We’re hearing the sound of a male Rufous Hummingbird.
(Whirring of wings of a Rufous Hummingbird)
When naturalist A.R. Annons wrote, “birds are flowers flying, and flowers are perched birds,” he may have had hummingbirds in mind. Their eye-catching iridescence is caused by tiny droplets of oil within their feathers. These droplets break up the sun’s rays, to create dazzling colors.
One hummingbird commonly seen west of the Rockies is the Rufous Hummingbird. East of the Rockies, you’ll see the Ruby-throat.
The hummingbird is the only bird that can truly hover. It manages this by flapping its wings 20 to 80 times a second. Here’s the sound of those wings. Sound of whirring wings
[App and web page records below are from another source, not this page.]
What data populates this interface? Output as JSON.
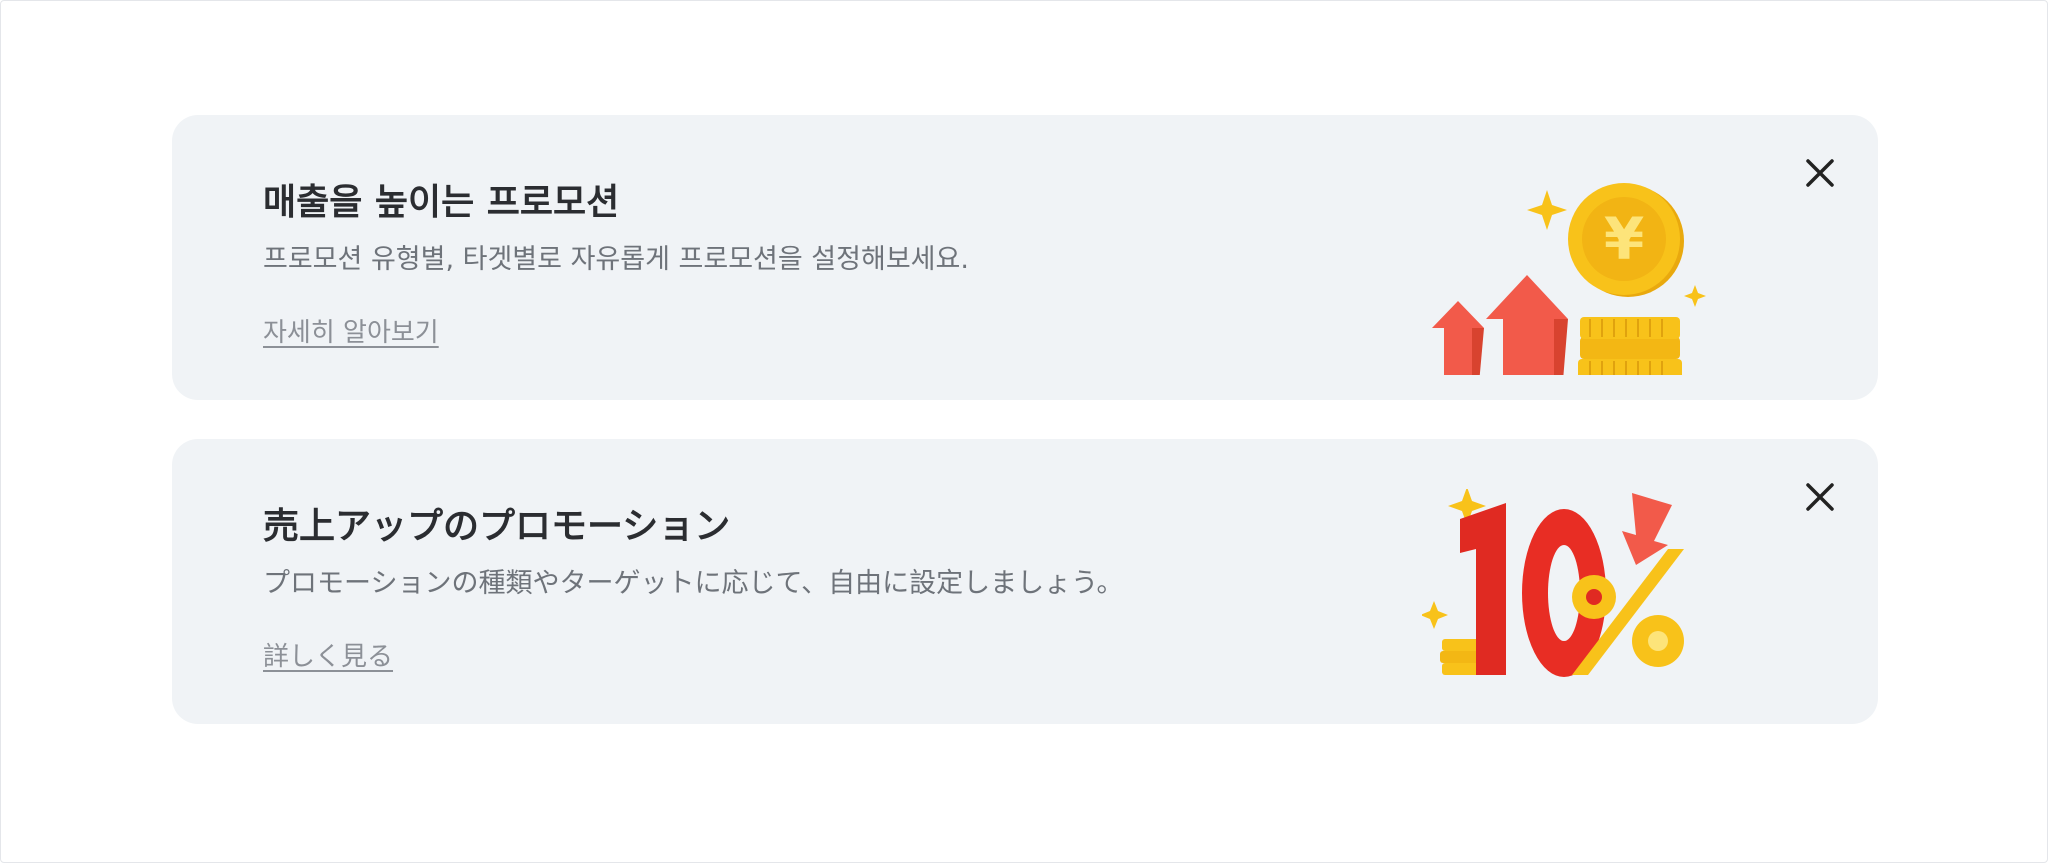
{
  "banners": [
    {
      "title": "매출을 높이는 프로모션",
      "description": "프로모션 유형별, 타겟별로 자유롭게 프로모션을 설정해보세요.",
      "link_label": "자세히 알아보기",
      "illustration_icon": "coin-growth-icon",
      "coin_symbol": "¥",
      "close_icon": "close-icon"
    },
    {
      "title": "売上アップのプロモーション",
      "description": "プロモーションの種類やターゲットに応じて、自由に設定しましょう。",
      "link_label": "詳しく見る",
      "illustration_icon": "ten-percent-discount-icon",
      "discount_text": "10%",
      "close_icon": "close-icon"
    }
  ],
  "colors": {
    "banner_bg": "#f0f3f6",
    "title": "#2b2d31",
    "description": "#6e737a",
    "link": "#8c9097",
    "arrow_red": "#f25a4a",
    "coin_gold": "#f8c21a"
  }
}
It can fly straight up and down. Backwards and forwards. Or upside down. And up to 75 miles an hour. But don’t worry, it won’t run into you. This bird can slow down from 25 miles an hour to a dead stop in a space no longer than your index finger.
And even if it did collide with something, it isn’t likely to cause much damage: this mighty puffball weighs less than two dimes.
Before we go, this note from the male Rufous Hummingbird: Repeat hummingbird sound thru end
To learn more, buzz on over to our website, BirdNote.org.
Sounds provided by The Macaulay Library of Natural Sounds at the Cornell Lab of Ornithology, Ithaca, New York. “
Ambient sound track provided by C. Peterson
Producer: John Kessler
Executive Producer: Chris Peterson
© 2010 Tune In to Nature.org